▸ EXERCISE INPUTS:

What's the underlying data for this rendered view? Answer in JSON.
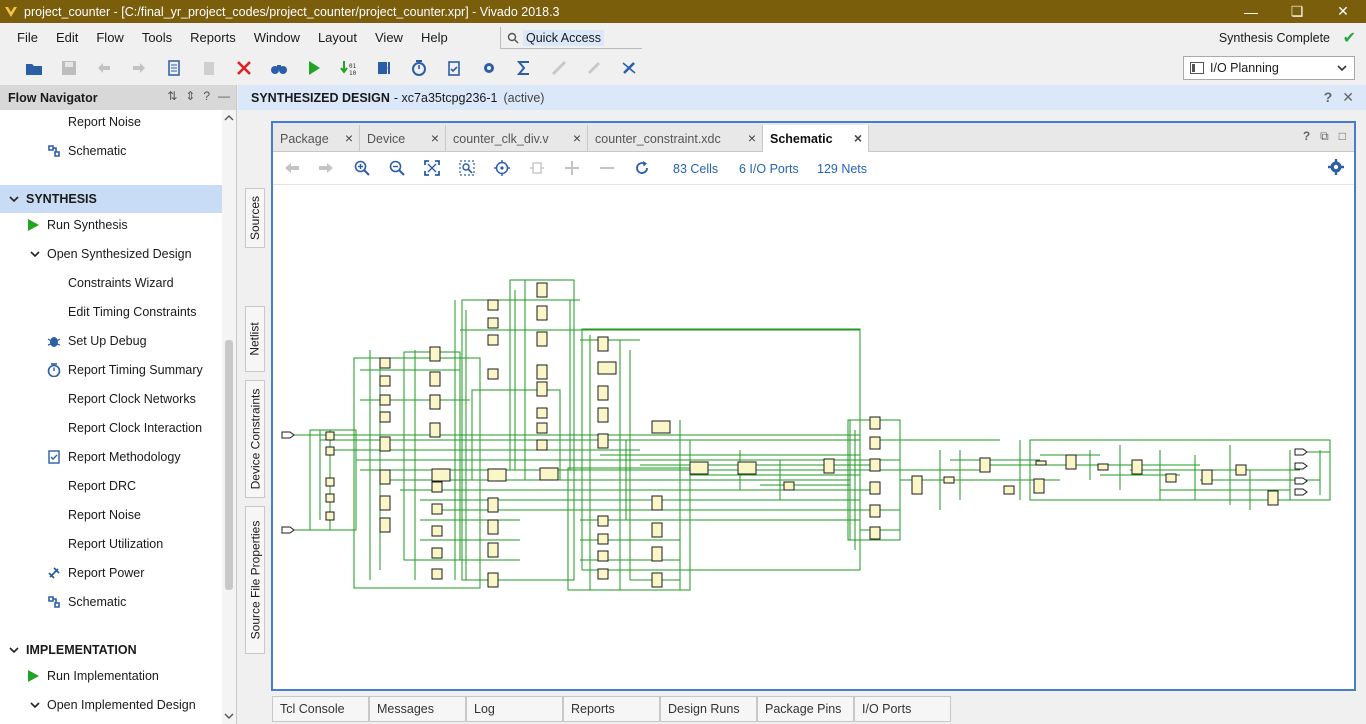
{
  "titlebar": {
    "title": "project_counter - [C:/final_yr_project_codes/project_counter/project_counter.xpr] - Vivado 2018.3",
    "controls": [
      "minimize-icon",
      "restore-icon",
      "close-icon"
    ]
  },
  "menu": {
    "items": [
      "File",
      "Edit",
      "Flow",
      "Tools",
      "Reports",
      "Window",
      "Layout",
      "View",
      "Help"
    ],
    "quick_access": "Quick Access",
    "status": "Synthesis Complete"
  },
  "toolbar": {
    "buttons": [
      "open-project-icon",
      "save-icon",
      "undo-icon",
      "redo-icon",
      "copy-icon",
      "paste-icon",
      "delete-icon",
      "binoculars-icon",
      "run-icon",
      "program-icon",
      "step-icon",
      "timer-icon",
      "checklist-icon",
      "settings-icon",
      "sigma-icon",
      "disabled-tool-icon",
      "disabled-edit-icon",
      "cancel-run-icon"
    ],
    "layout_selected": "I/O Planning"
  },
  "flow_navigator": {
    "title": "Flow Navigator",
    "items": [
      {
        "label": "Report Noise",
        "icon": "",
        "indent": 68,
        "bold": false
      },
      {
        "label": "Schematic",
        "icon": "schematic-icon",
        "indent": 68,
        "bold": false
      },
      {
        "label": "SYNTHESIS",
        "icon": "chevron-down-icon",
        "indent": 26,
        "bold": true,
        "section": true,
        "active": true
      },
      {
        "label": "Run Synthesis",
        "icon": "run-icon",
        "indent": 47,
        "bold": false
      },
      {
        "label": "Open Synthesized Design",
        "icon": "chevron-down-icon",
        "indent": 47,
        "bold": true
      },
      {
        "label": "Constraints Wizard",
        "icon": "",
        "indent": 68,
        "bold": false
      },
      {
        "label": "Edit Timing Constraints",
        "icon": "",
        "indent": 68,
        "bold": false
      },
      {
        "label": "Set Up Debug",
        "icon": "bug-icon",
        "indent": 68,
        "bold": false
      },
      {
        "label": "Report Timing Summary",
        "icon": "clock-icon",
        "indent": 68,
        "bold": false
      },
      {
        "label": "Report Clock Networks",
        "icon": "",
        "indent": 68,
        "bold": false
      },
      {
        "label": "Report Clock Interaction",
        "icon": "",
        "indent": 68,
        "bold": false
      },
      {
        "label": "Report Methodology",
        "icon": "checklist-icon",
        "indent": 68,
        "bold": false
      },
      {
        "label": "Report DRC",
        "icon": "",
        "indent": 68,
        "bold": false
      },
      {
        "label": "Report Noise",
        "icon": "",
        "indent": 68,
        "bold": false
      },
      {
        "label": "Report Utilization",
        "icon": "",
        "indent": 68,
        "bold": false
      },
      {
        "label": "Report Power",
        "icon": "power-icon",
        "indent": 68,
        "bold": false
      },
      {
        "label": "Schematic",
        "icon": "schematic-icon",
        "indent": 68,
        "bold": false
      },
      {
        "label": "",
        "icon": "",
        "indent": 0,
        "bold": false
      },
      {
        "label": "IMPLEMENTATION",
        "icon": "chevron-down-icon",
        "indent": 26,
        "bold": true,
        "section": true
      },
      {
        "label": "Run Implementation",
        "icon": "run-icon",
        "indent": 47,
        "bold": false
      },
      {
        "label": "Open Implemented Design",
        "icon": "chevron-down-icon",
        "indent": 47,
        "bold": true
      }
    ]
  },
  "side_tabs": [
    "Sources",
    "Netlist",
    "Device Constraints",
    "Source File Properties"
  ],
  "design": {
    "title": "SYNTHESIZED DESIGN",
    "part": "- xc7a35tcpg236-1",
    "state": "(active)"
  },
  "editor_tabs": [
    {
      "label": "Package",
      "active": false
    },
    {
      "label": "Device",
      "active": false
    },
    {
      "label": "counter_clk_div.v",
      "active": false
    },
    {
      "label": "counter_constraint.xdc",
      "active": false
    },
    {
      "label": "Schematic",
      "active": true
    }
  ],
  "schematic": {
    "cells": "83 Cells",
    "io_ports": "6 I/O Ports",
    "nets": "129 Nets",
    "tools": [
      "back-icon",
      "forward-icon",
      "zoom-in-icon",
      "zoom-out-icon",
      "fit-icon",
      "zoom-area-icon",
      "crosshair-icon",
      "route-icon",
      "add-icon",
      "remove-icon",
      "refresh-icon"
    ]
  },
  "bottom_tabs": [
    "Tcl Console",
    "Messages",
    "Log",
    "Reports",
    "Design Runs",
    "Package Pins",
    "I/O Ports"
  ],
  "colors": {
    "titlebar": "#7a5e0c",
    "accent": "#4a7dc9",
    "net": "#1f9a1f",
    "cell_fill": "#fbf6c8"
  }
}
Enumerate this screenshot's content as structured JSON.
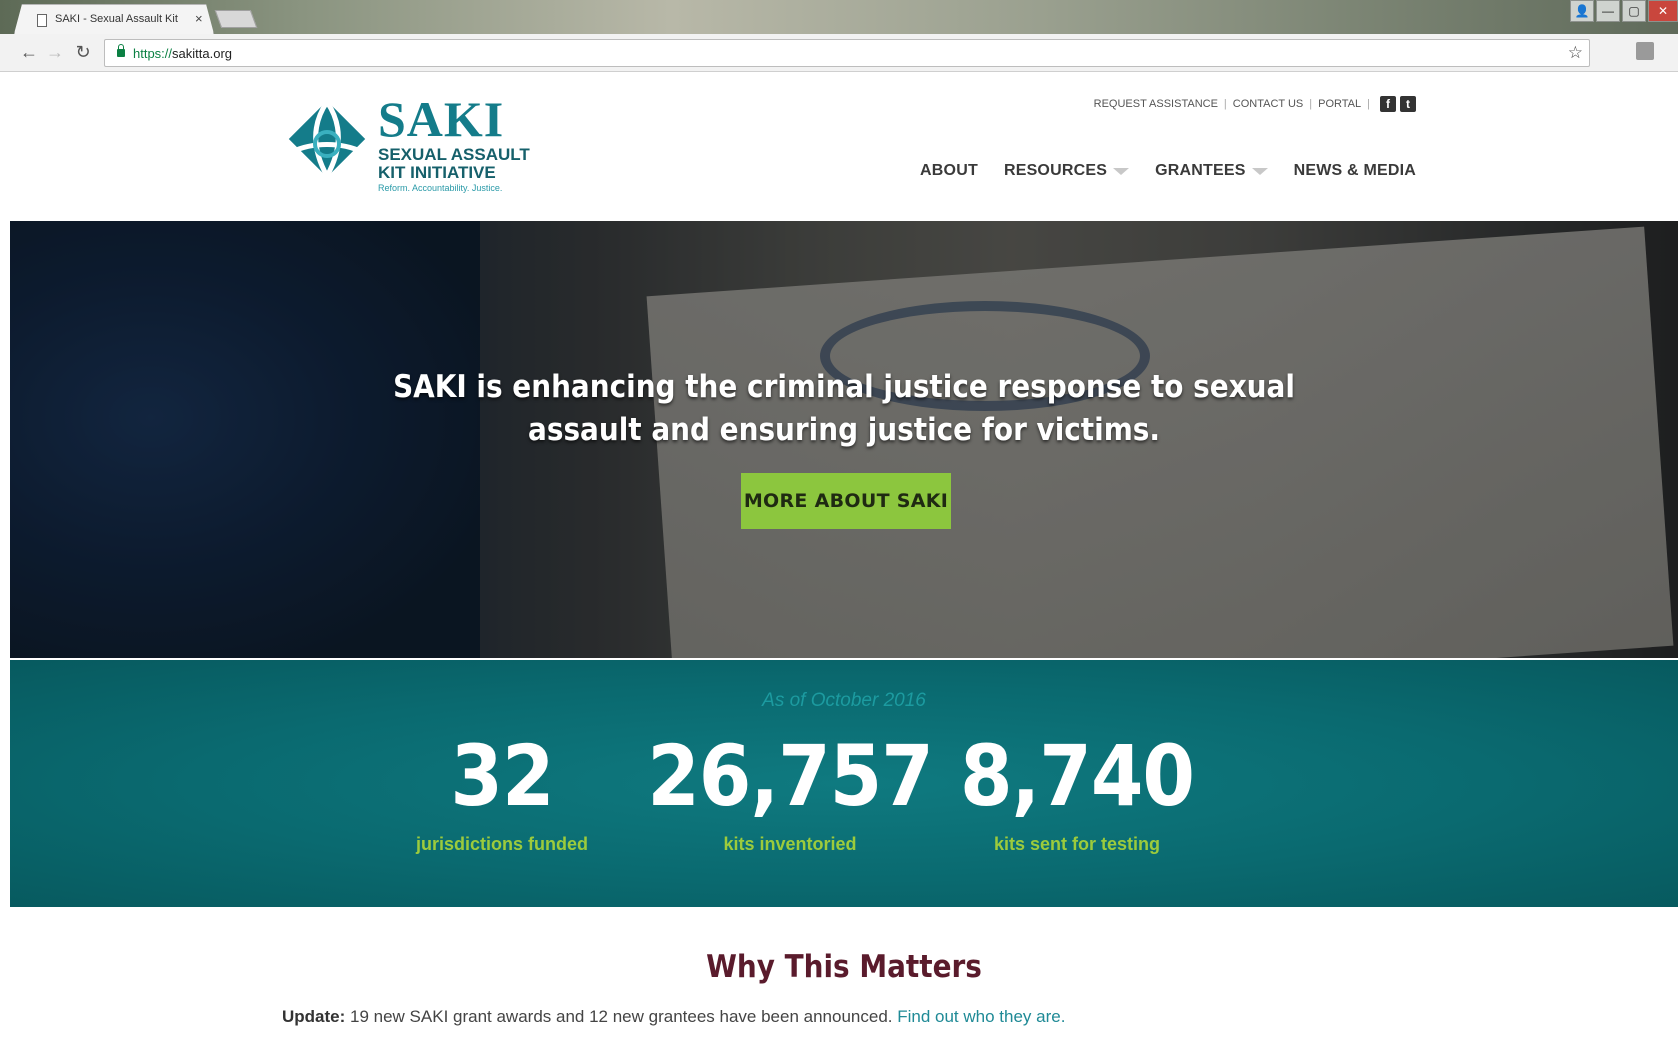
{
  "browser": {
    "tab_title": "SAKI - Sexual Assault Kit",
    "tab_close": "×",
    "url_scheme": "https://",
    "url_host": "sakitta.org",
    "back_icon": "←",
    "forward_icon": "→",
    "reload_icon": "↻",
    "star_icon": "☆",
    "window_buttons": {
      "user": "👤",
      "minimize": "—",
      "maximize": "▢",
      "close": "✕"
    }
  },
  "header": {
    "brand": "SAKI",
    "brand_line1": "SEXUAL ASSAULT",
    "brand_line2": "KIT INITIATIVE",
    "tagline": "Reform. Accountability. Justice.",
    "utility_links": [
      "REQUEST ASSISTANCE",
      "CONTACT US",
      "PORTAL"
    ],
    "social": {
      "facebook": "f",
      "twitter": "t"
    },
    "nav": [
      {
        "label": "ABOUT",
        "dropdown": false
      },
      {
        "label": "RESOURCES",
        "dropdown": true
      },
      {
        "label": "GRANTEES",
        "dropdown": true
      },
      {
        "label": "NEWS & MEDIA",
        "dropdown": false
      }
    ]
  },
  "hero": {
    "headline_line1": "SAKI is enhancing the criminal justice response to sexual",
    "headline_line2": "assault and ensuring justice for victims.",
    "cta_label": "MORE ABOUT SAKI"
  },
  "stats": {
    "as_of": "As of October 2016",
    "items": [
      {
        "value": "32",
        "label": "jurisdictions funded"
      },
      {
        "value": "26,757",
        "label": "kits inventoried"
      },
      {
        "value": "8,740",
        "label": "kits sent for testing"
      }
    ]
  },
  "why": {
    "title": "Why This Matters",
    "update_label": "Update:",
    "update_text": " 19 new SAKI grant awards and 12 new grantees have been announced. ",
    "update_link": "Find out who they are."
  },
  "colors": {
    "brand_teal": "#147c8a",
    "cta_green": "#8cc63e",
    "stats_bg": "#0a6a70",
    "stat_label_green": "#9ccb3c",
    "why_title": "#5a1b2c",
    "link": "#1f8a96"
  }
}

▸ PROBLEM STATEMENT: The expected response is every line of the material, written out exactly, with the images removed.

▸ FINISHED EXERCISE:
What's the underlying data for this rendered view? Answer in JSON.
{
  "titlebar": {
    "title": "project_counter - [C:/final_yr_project_codes/project_counter/project_counter.xpr] - Vivado 2018.3",
    "controls": [
      "minimize-icon",
      "restore-icon",
      "close-icon"
    ]
  },
  "menu": {
    "items": [
      "File",
      "Edit",
      "Flow",
      "Tools",
      "Reports",
      "Window",
      "Layout",
      "View",
      "Help"
    ],
    "quick_access": "Quick Access",
    "status": "Synthesis Complete"
  },
  "toolbar": {
    "buttons": [
      "open-project-icon",
      "save-icon",
      "undo-icon",
      "redo-icon",
      "copy-icon",
      "paste-icon",
      "delete-icon",
      "binoculars-icon",
      "run-icon",
      "program-icon",
      "step-icon",
      "timer-icon",
      "checklist-icon",
      "settings-icon",
      "sigma-icon",
      "disabled-tool-icon",
      "disabled-edit-icon",
      "cancel-run-icon"
    ],
    "layout_selected": "I/O Planning"
  },
  "flow_navigator": {
    "title": "Flow Navigator",
    "items": [
      {
        "label": "Report Noise",
        "icon": "",
        "indent": 68,
        "bold": false
      },
      {
        "label": "Schematic",
        "icon": "schematic-icon",
        "indent": 68,
        "bold": false
      },
      {
        "label": "SYNTHESIS",
        "icon": "chevron-down-icon",
        "indent": 26,
        "bold": true,
        "section": true,
        "active": true
      },
      {
        "label": "Run Synthesis",
        "icon": "run-icon",
        "indent": 47,
        "bold": false
      },
      {
        "label": "Open Synthesized Design",
        "icon": "chevron-down-icon",
        "indent": 47,
        "bold": true
      },
      {
        "label": "Constraints Wizard",
        "icon": "",
        "indent": 68,
        "bold": false
      },
      {
        "label": "Edit Timing Constraints",
        "icon": "",
        "indent": 68,
        "bold": false
      },
      {
        "label": "Set Up Debug",
        "icon": "bug-icon",
        "indent": 68,
        "bold": false
      },
      {
        "label": "Report Timing Summary",
        "icon": "clock-icon",
        "indent": 68,
        "bold": false
      },
      {
        "label": "Report Clock Networks",
        "icon": "",
        "indent": 68,
        "bold": false
      },
      {
        "label": "Report Clock Interaction",
        "icon": "",
        "indent": 68,
        "bold": false
      },
      {
        "label": "Report Methodology",
        "icon": "checklist-icon",
        "indent": 68,
        "bold": false
      },
      {
        "label": "Report DRC",
        "icon": "",
        "indent": 68,
        "bold": false
      },
      {
        "label": "Report Noise",
        "icon": "",
        "indent": 68,
        "bold": false
      },
      {
        "label": "Report Utilization",
        "icon": "",
        "indent": 68,
        "bold": false
      },
      {
        "label": "Report Power",
        "icon": "power-icon",
        "indent": 68,
        "bold": false
      },
      {
        "label": "Schematic",
        "icon": "schematic-icon",
        "indent": 68,
        "bold": false
      },
      {
        "label": "",
        "icon": "",
        "indent": 0,
        "bold": false
      },
      {
        "label": "IMPLEMENTATION",
        "icon": "chevron-down-icon",
        "indent": 26,
        "bold": true,
        "section": true
      },
      {
        "label": "Run Implementation",
        "icon": "run-icon",
        "indent": 47,
        "bold": false
      },
      {
        "label": "Open Implemented Design",
        "icon": "chevron-down-icon",
        "indent": 47,
        "bold": true
      }
    ]
  },
  "side_tabs": [
    "Sources",
    "Netlist",
    "Device Constraints",
    "Source File Properties"
  ],
  "design": {
    "title": "SYNTHESIZED DESIGN",
    "part": "- xc7a35tcpg236-1",
    "state": "(active)"
  },
  "editor_tabs": [
    {
      "label": "Package",
      "active": false
    },
    {
      "label": "Device",
      "active": false
    },
    {
      "label": "counter_clk_div.v",
      "active": false
    },
    {
      "label": "counter_constraint.xdc",
      "active": false
    },
    {
      "label": "Schematic",
      "active": true
    }
  ],
  "schematic": {
    "cells": "83 Cells",
    "io_ports": "6 I/O Ports",
    "nets": "129 Nets",
    "tools": [
      "back-icon",
      "forward-icon",
      "zoom-in-icon",
      "zoom-out-icon",
      "fit-icon",
      "zoom-area-icon",
      "crosshair-icon",
      "route-icon",
      "add-icon",
      "remove-icon",
      "refresh-icon"
    ]
  },
  "bottom_tabs": [
    "Tcl Console",
    "Messages",
    "Log",
    "Reports",
    "Design Runs",
    "Package Pins",
    "I/O Ports"
  ],
  "colors": {
    "titlebar": "#7a5e0c",
    "accent": "#4a7dc9",
    "net": "#1f9a1f",
    "cell_fill": "#fbf6c8"
  }
}
Enumerate this screenshot's content as structured JSON.
{
  "browser": {
    "tab_title": "SAKI - Sexual Assault Kit",
    "tab_close": "×",
    "url_scheme": "https://",
    "url_host": "sakitta.org",
    "back_icon": "←",
    "forward_icon": "→",
    "reload_icon": "↻",
    "star_icon": "☆",
    "window_buttons": {
      "user": "👤",
      "minimize": "—",
      "maximize": "▢",
      "close": "✕"
    }
  },
  "header": {
    "brand": "SAKI",
    "brand_line1": "SEXUAL ASSAULT",
    "brand_line2": "KIT INITIATIVE",
    "tagline": "Reform. Accountability. Justice.",
    "utility_links": [
      "REQUEST ASSISTANCE",
      "CONTACT US",
      "PORTAL"
    ],
    "social": {
      "facebook": "f",
      "twitter": "t"
    },
    "nav": [
      {
        "label": "ABOUT",
        "dropdown": false
      },
      {
        "label": "RESOURCES",
        "dropdown": true
      },
      {
        "label": "GRANTEES",
        "dropdown": true
      },
      {
        "label": "NEWS & MEDIA",
        "dropdown": false
      }
    ]
  },
  "hero": {
    "headline_line1": "SAKI is enhancing the criminal justice response to sexual",
    "headline_line2": "assault and ensuring justice for victims.",
    "cta_label": "MORE ABOUT SAKI"
  },
  "stats": {
    "as_of": "As of October 2016",
    "items": [
      {
        "value": "32",
        "label": "jurisdictions funded"
      },
      {
        "value": "26,757",
        "label": "kits inventoried"
      },
      {
        "value": "8,740",
        "label": "kits sent for testing"
      }
    ]
  },
  "why": {
    "title": "Why This Matters",
    "update_label": "Update:",
    "update_text": " 19 new SAKI grant awards and 12 new grantees have been announced. ",
    "update_link": "Find out who they are."
  },
  "colors": {
    "brand_teal": "#147c8a",
    "cta_green": "#8cc63e",
    "stats_bg": "#0a6a70",
    "stat_label_green": "#9ccb3c",
    "why_title": "#5a1b2c",
    "link": "#1f8a96"
  }
}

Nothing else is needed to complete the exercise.